■ Assigned task ■
Copy every line of the data below exactly as given, except for the pictures.

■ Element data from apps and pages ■
______________________________

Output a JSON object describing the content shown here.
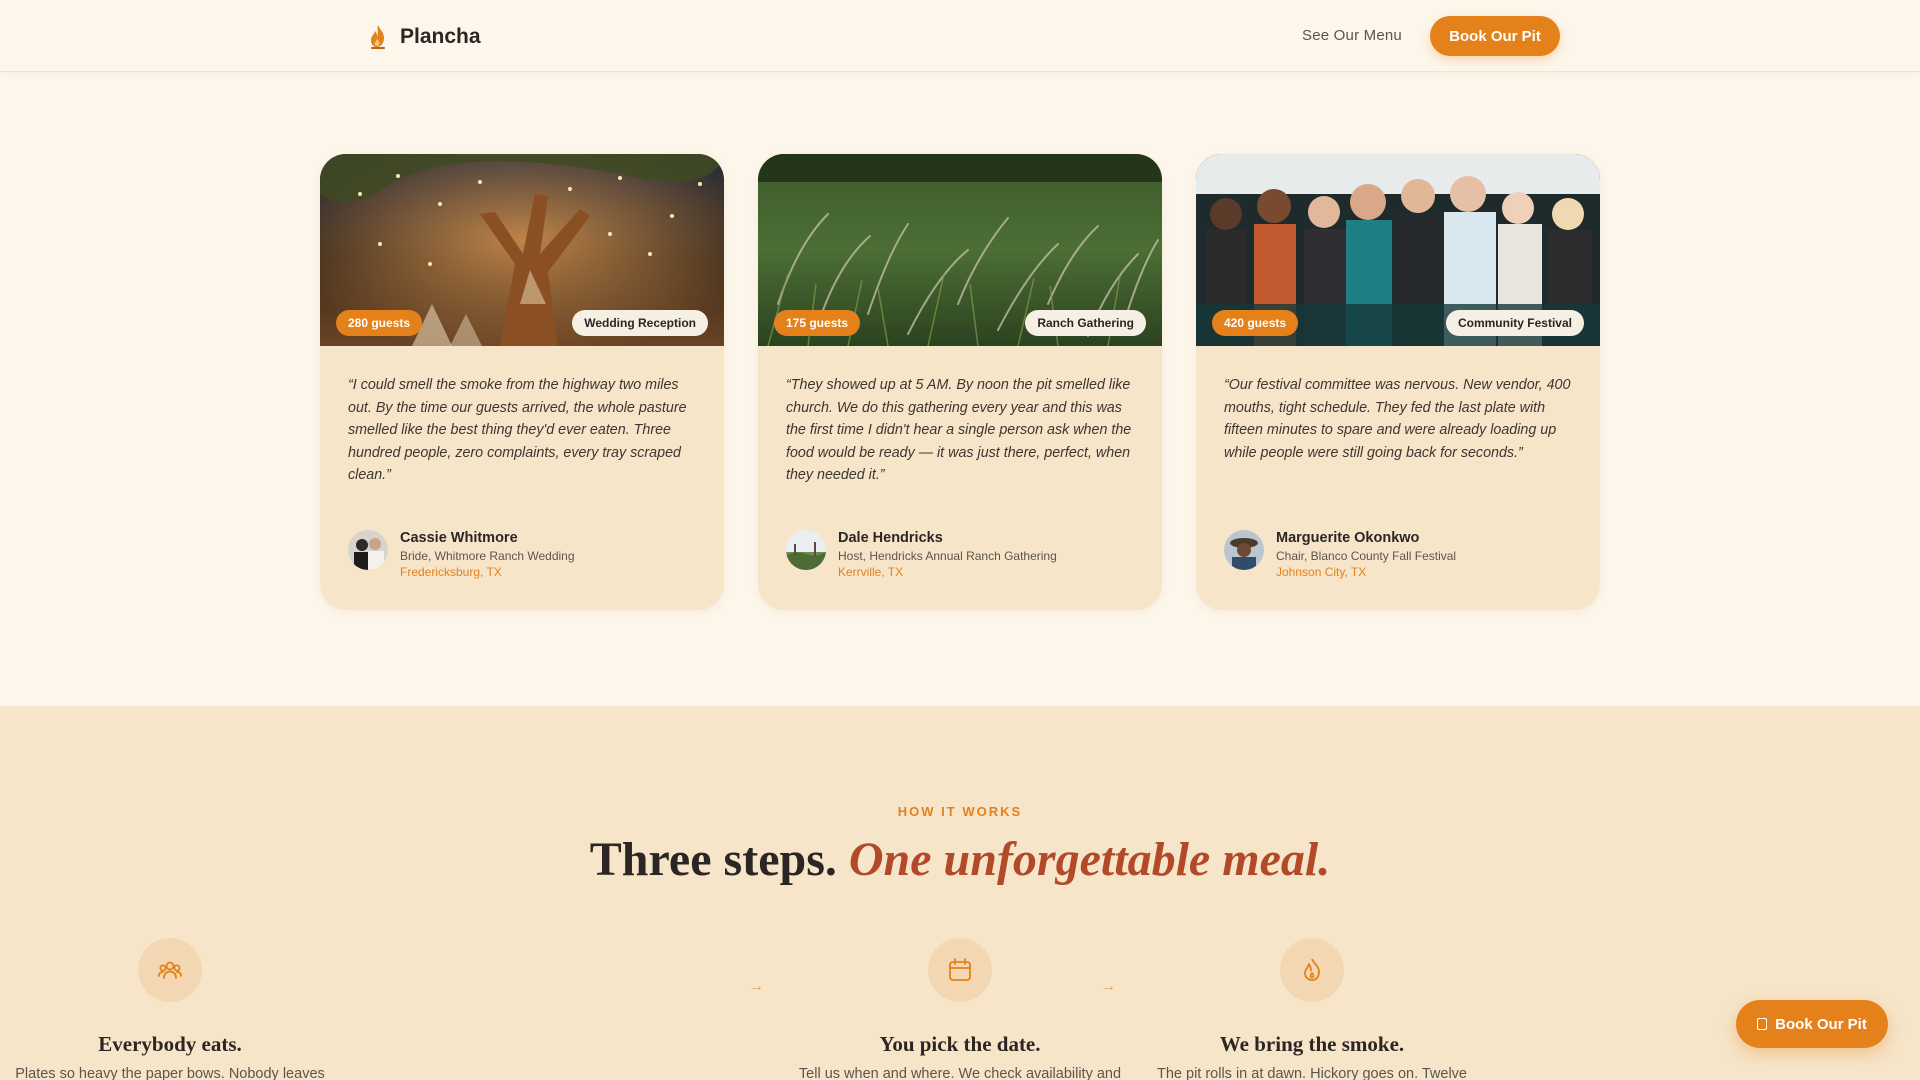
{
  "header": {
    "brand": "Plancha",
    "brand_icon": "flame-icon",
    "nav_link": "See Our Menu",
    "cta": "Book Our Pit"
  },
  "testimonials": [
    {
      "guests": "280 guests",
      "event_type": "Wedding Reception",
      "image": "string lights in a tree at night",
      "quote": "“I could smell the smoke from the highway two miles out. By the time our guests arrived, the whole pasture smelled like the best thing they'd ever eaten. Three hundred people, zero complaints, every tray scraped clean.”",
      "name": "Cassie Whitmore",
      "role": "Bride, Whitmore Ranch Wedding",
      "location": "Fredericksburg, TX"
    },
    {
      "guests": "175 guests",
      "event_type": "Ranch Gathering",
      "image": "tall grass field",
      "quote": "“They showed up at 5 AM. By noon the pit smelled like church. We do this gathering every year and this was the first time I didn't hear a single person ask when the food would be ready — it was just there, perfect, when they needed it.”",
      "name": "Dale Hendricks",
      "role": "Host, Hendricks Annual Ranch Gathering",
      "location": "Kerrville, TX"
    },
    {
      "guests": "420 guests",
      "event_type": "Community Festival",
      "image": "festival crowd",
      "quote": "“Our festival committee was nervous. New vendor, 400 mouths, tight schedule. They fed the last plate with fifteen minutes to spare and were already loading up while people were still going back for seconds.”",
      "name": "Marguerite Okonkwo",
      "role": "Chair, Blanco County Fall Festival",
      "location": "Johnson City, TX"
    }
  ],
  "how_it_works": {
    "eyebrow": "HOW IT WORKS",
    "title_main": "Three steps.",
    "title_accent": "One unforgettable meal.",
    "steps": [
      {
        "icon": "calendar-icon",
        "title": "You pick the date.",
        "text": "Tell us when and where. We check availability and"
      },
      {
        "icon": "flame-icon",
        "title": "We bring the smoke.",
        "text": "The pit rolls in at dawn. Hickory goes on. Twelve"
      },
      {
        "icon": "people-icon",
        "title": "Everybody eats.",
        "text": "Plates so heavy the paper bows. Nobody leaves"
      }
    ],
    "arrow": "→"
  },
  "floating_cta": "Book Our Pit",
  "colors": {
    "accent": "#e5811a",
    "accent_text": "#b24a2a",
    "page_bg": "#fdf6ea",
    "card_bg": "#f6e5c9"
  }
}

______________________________

■ Response for this exercise ■
Output a JSON object describing the content shown here.
{
  "header": {
    "brand": "Plancha",
    "brand_icon": "flame-icon",
    "nav_link": "See Our Menu",
    "cta": "Book Our Pit"
  },
  "testimonials": [
    {
      "guests": "280 guests",
      "event_type": "Wedding Reception",
      "image": "string lights in a tree at night",
      "quote": "“I could smell the smoke from the highway two miles out. By the time our guests arrived, the whole pasture smelled like the best thing they'd ever eaten. Three hundred people, zero complaints, every tray scraped clean.”",
      "name": "Cassie Whitmore",
      "role": "Bride, Whitmore Ranch Wedding",
      "location": "Fredericksburg, TX"
    },
    {
      "guests": "175 guests",
      "event_type": "Ranch Gathering",
      "image": "tall grass field",
      "quote": "“They showed up at 5 AM. By noon the pit smelled like church. We do this gathering every year and this was the first time I didn't hear a single person ask when the food would be ready — it was just there, perfect, when they needed it.”",
      "name": "Dale Hendricks",
      "role": "Host, Hendricks Annual Ranch Gathering",
      "location": "Kerrville, TX"
    },
    {
      "guests": "420 guests",
      "event_type": "Community Festival",
      "image": "festival crowd",
      "quote": "“Our festival committee was nervous. New vendor, 400 mouths, tight schedule. They fed the last plate with fifteen minutes to spare and were already loading up while people were still going back for seconds.”",
      "name": "Marguerite Okonkwo",
      "role": "Chair, Blanco County Fall Festival",
      "location": "Johnson City, TX"
    }
  ],
  "how_it_works": {
    "eyebrow": "HOW IT WORKS",
    "title_main": "Three steps.",
    "title_accent": "One unforgettable meal.",
    "steps": [
      {
        "icon": "calendar-icon",
        "title": "You pick the date.",
        "text": "Tell us when and where. We check availability and"
      },
      {
        "icon": "flame-icon",
        "title": "We bring the smoke.",
        "text": "The pit rolls in at dawn. Hickory goes on. Twelve"
      },
      {
        "icon": "people-icon",
        "title": "Everybody eats.",
        "text": "Plates so heavy the paper bows. Nobody leaves"
      }
    ],
    "arrow": "→"
  },
  "floating_cta": "Book Our Pit",
  "colors": {
    "accent": "#e5811a",
    "accent_text": "#b24a2a",
    "page_bg": "#fdf6ea",
    "card_bg": "#f6e5c9"
  }
}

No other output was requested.